The premise of “The Triangle” involves a team of specialists – a journalist (Eric Stoltz), a psychic (Bruce Davison), a professor (Michael Rodgers), and a deep-ocean resource engineer (Catherine Bell) – who are brought together by shipping tycoon Eric Benirall (played by Sam Neill). Benirall has lost several ships in the Bermuda Triangle, and, in the most recent incident, retrieved the ship but found all of his crew not only dead but virtually turned inside-out; he offers his team five million dollars each if they can solve the mystery of the Triangle. Simultaneous to this, we get to watch poor Meeno Paloma (Lou Diamond Phillips) find that things about his life have changed considerably as a result of his experiences as the only survivor of a Greenpeace expedition into the Triangle.
The special effects here are decidedly better than average for a television production, and, while there are certainly plot holes here and there, it’s easy enough for all those responsible to shrug their shoulders and say, “Hey, it’s the Bermuda Triangle, you’re always gonna have some mysteries.” The acting is strong throughout, with the requisite scenery-chewing from Davison when he’s in full-on psychic mode, and Charles Martin Smith, from “American Graffiti” and “The Untouchables,” has a very funny, if all too brief, turn as an alcoholic, slightly-shifty submarine captain. (“I was just through here a couple of weeks ago with some Columbians…um, I mean, some Columbian tourists…”) The only significant flaw with “The Triangle” is that, at 255 minutes, it’s overlong; while the time is spent fleshing out each of the main characters – the members of the team, as well as Meeno – and making them into more than just the usual action-flick caricatures, there’s still the sense that, over the course of the three segments, surely an hour’s worth of material could’ve been shaved off. As far as the special features on this DVD, they’re limited to the self-promoting “Sci-Fi Inside” special that aired on the network to promote the miniseries.

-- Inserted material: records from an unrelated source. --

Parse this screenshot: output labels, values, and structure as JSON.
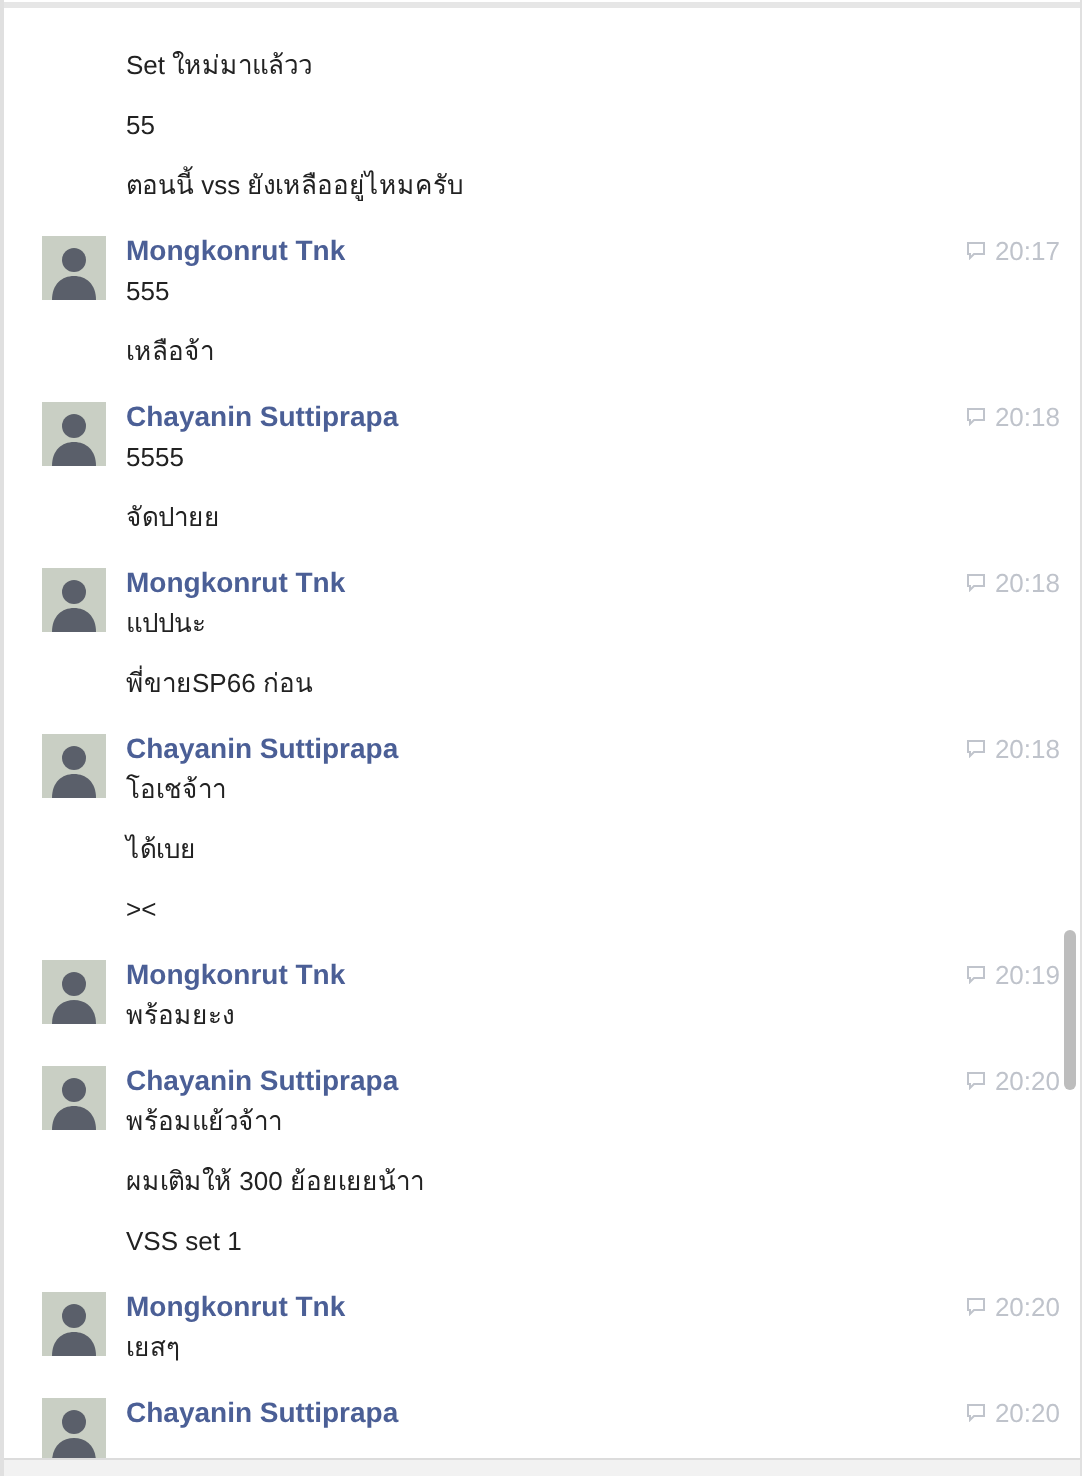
{
  "messages": [
    {
      "lines": [
        "Set ใหม่มาแล้วว",
        "55",
        "ตอนนี้ vss ยังเหลืออยู่ไหมครับ"
      ]
    },
    {
      "sender": "Mongkonrut Tnk",
      "time": "20:17",
      "lines": [
        "555",
        "เหลือจ้า"
      ]
    },
    {
      "sender": "Chayanin Suttiprapa",
      "time": "20:18",
      "lines": [
        "5555",
        "จัดปายย"
      ]
    },
    {
      "sender": "Mongkonrut Tnk",
      "time": "20:18",
      "lines": [
        "แปปนะ",
        "พี่ขายSP66 ก่อน"
      ]
    },
    {
      "sender": "Chayanin Suttiprapa",
      "time": "20:18",
      "lines": [
        "โอเชจ้าา",
        "ได้เบย",
        "><"
      ]
    },
    {
      "sender": "Mongkonrut Tnk",
      "time": "20:19",
      "lines": [
        "พร้อมยะง"
      ]
    },
    {
      "sender": "Chayanin Suttiprapa",
      "time": "20:20",
      "lines": [
        "พร้อมแย้วจ้าา",
        "ผมเติมให้ 300 ย้อยเยยน้าา",
        "VSS set 1"
      ]
    },
    {
      "sender": "Mongkonrut Tnk",
      "time": "20:20",
      "lines": [
        "เยสๆ"
      ]
    },
    {
      "sender": "Chayanin Suttiprapa",
      "time": "20:20"
    }
  ]
}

Ultimately, even with its faults, “The Triangle” is a success. If you enjoy a good sci-fi yarn that takes a premise grounded in reality and travels across the space-time continuum before reaching its conclusion, it’s worth picking up.